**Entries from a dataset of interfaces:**
——

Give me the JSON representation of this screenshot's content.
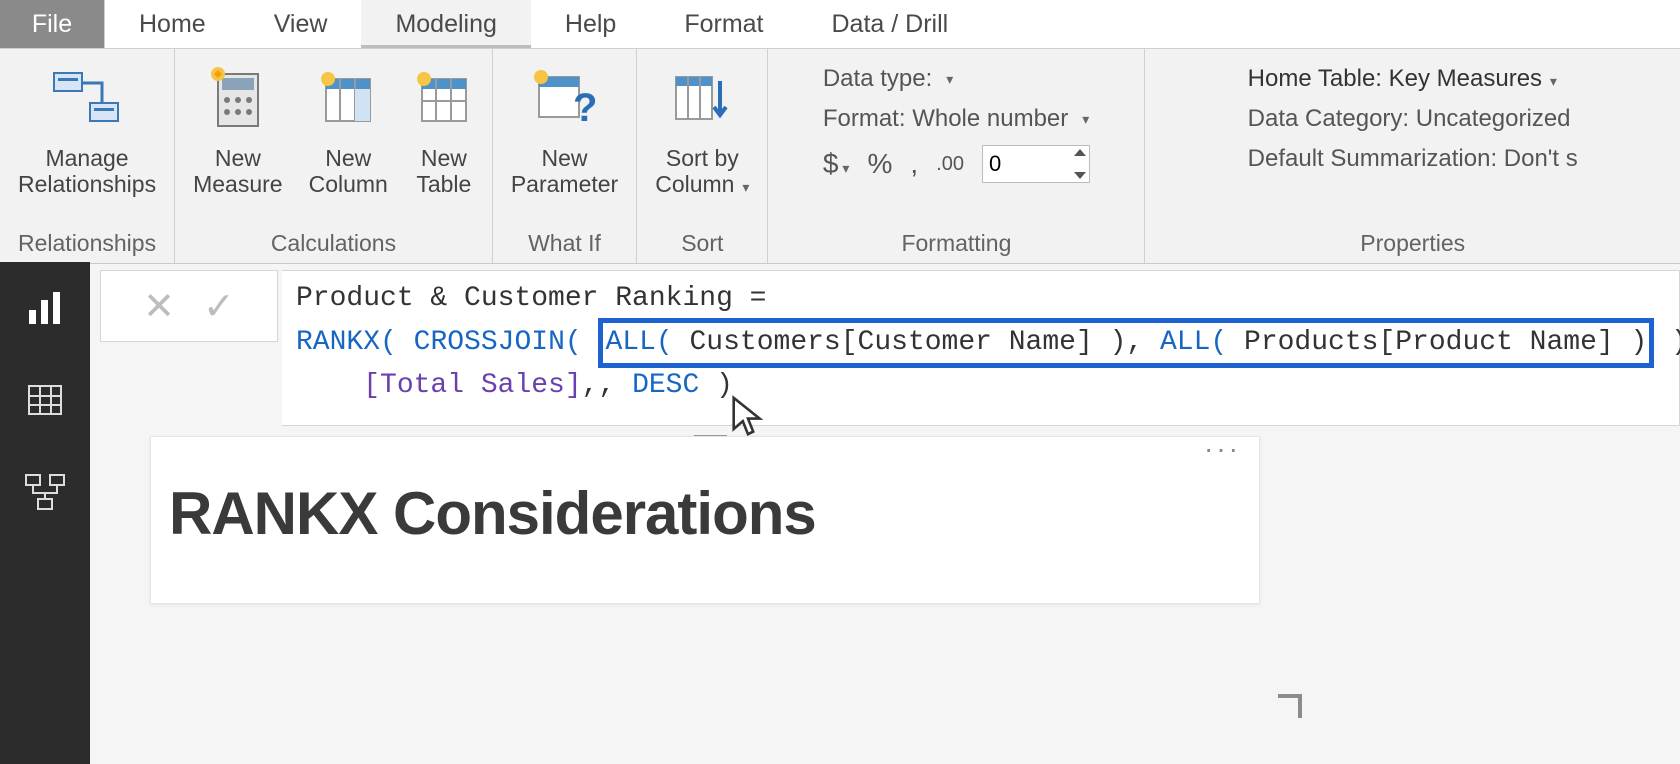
{
  "tabs": {
    "file": "File",
    "items": [
      "Home",
      "View",
      "Modeling",
      "Help",
      "Format",
      "Data / Drill"
    ],
    "active_index": 2
  },
  "ribbon": {
    "relationships": {
      "manage": "Manage\nRelationships",
      "group": "Relationships"
    },
    "calculations": {
      "measure": "New\nMeasure",
      "column": "New\nColumn",
      "table": "New\nTable",
      "group": "Calculations"
    },
    "whatif": {
      "param": "New\nParameter",
      "group": "What If"
    },
    "sort": {
      "sortby": "Sort by\nColumn",
      "group": "Sort"
    },
    "formatting": {
      "datatype_label": "Data type:",
      "format_label": "Format: Whole number",
      "currency": "$",
      "percent": "%",
      "thousands": ",",
      "decimals_icon": ".00",
      "decimals_value": "0",
      "group": "Formatting"
    },
    "properties": {
      "home_table": "Home Table: Key Measures",
      "data_category": "Data Category: Uncategorized",
      "default_summ": "Default Summarization: Don't s",
      "group": "Properties"
    }
  },
  "formula": {
    "cancel": "✕",
    "commit": "✓",
    "line1_name": "Product & Customer Ranking = ",
    "rankx": "RANKX(",
    "crossjoin": "CROSSJOIN(",
    "all1_fn": "ALL(",
    "all1_arg": " Customers[Customer Name] )",
    "sep": ", ",
    "all2_fn": "ALL(",
    "all2_arg": " Products[Product Name] )",
    "close_cj": " ),",
    "indent": "    ",
    "measure": "[Total Sales]",
    "after_measure": ",, ",
    "desc": "DESC",
    "close_rx": " )"
  },
  "visual": {
    "menu": "···",
    "title": "RANKX Considerations"
  }
}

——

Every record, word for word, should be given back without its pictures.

Give me the JSON representation of this screenshot's content.
{
  "tabs": {
    "file": "File",
    "items": [
      "Home",
      "View",
      "Modeling",
      "Help",
      "Format",
      "Data / Drill"
    ],
    "active_index": 2
  },
  "ribbon": {
    "relationships": {
      "manage": "Manage\nRelationships",
      "group": "Relationships"
    },
    "calculations": {
      "measure": "New\nMeasure",
      "column": "New\nColumn",
      "table": "New\nTable",
      "group": "Calculations"
    },
    "whatif": {
      "param": "New\nParameter",
      "group": "What If"
    },
    "sort": {
      "sortby": "Sort by\nColumn",
      "group": "Sort"
    },
    "formatting": {
      "datatype_label": "Data type:",
      "format_label": "Format: Whole number",
      "currency": "$",
      "percent": "%",
      "thousands": ",",
      "decimals_icon": ".00",
      "decimals_value": "0",
      "group": "Formatting"
    },
    "properties": {
      "home_table": "Home Table: Key Measures",
      "data_category": "Data Category: Uncategorized",
      "default_summ": "Default Summarization: Don't s",
      "group": "Properties"
    }
  },
  "formula": {
    "cancel": "✕",
    "commit": "✓",
    "line1_name": "Product & Customer Ranking = ",
    "rankx": "RANKX(",
    "crossjoin": "CROSSJOIN(",
    "all1_fn": "ALL(",
    "all1_arg": " Customers[Customer Name] )",
    "sep": ", ",
    "all2_fn": "ALL(",
    "all2_arg": " Products[Product Name] )",
    "close_cj": " ),",
    "indent": "    ",
    "measure": "[Total Sales]",
    "after_measure": ",, ",
    "desc": "DESC",
    "close_rx": " )"
  },
  "visual": {
    "menu": "···",
    "title": "RANKX Considerations"
  }
}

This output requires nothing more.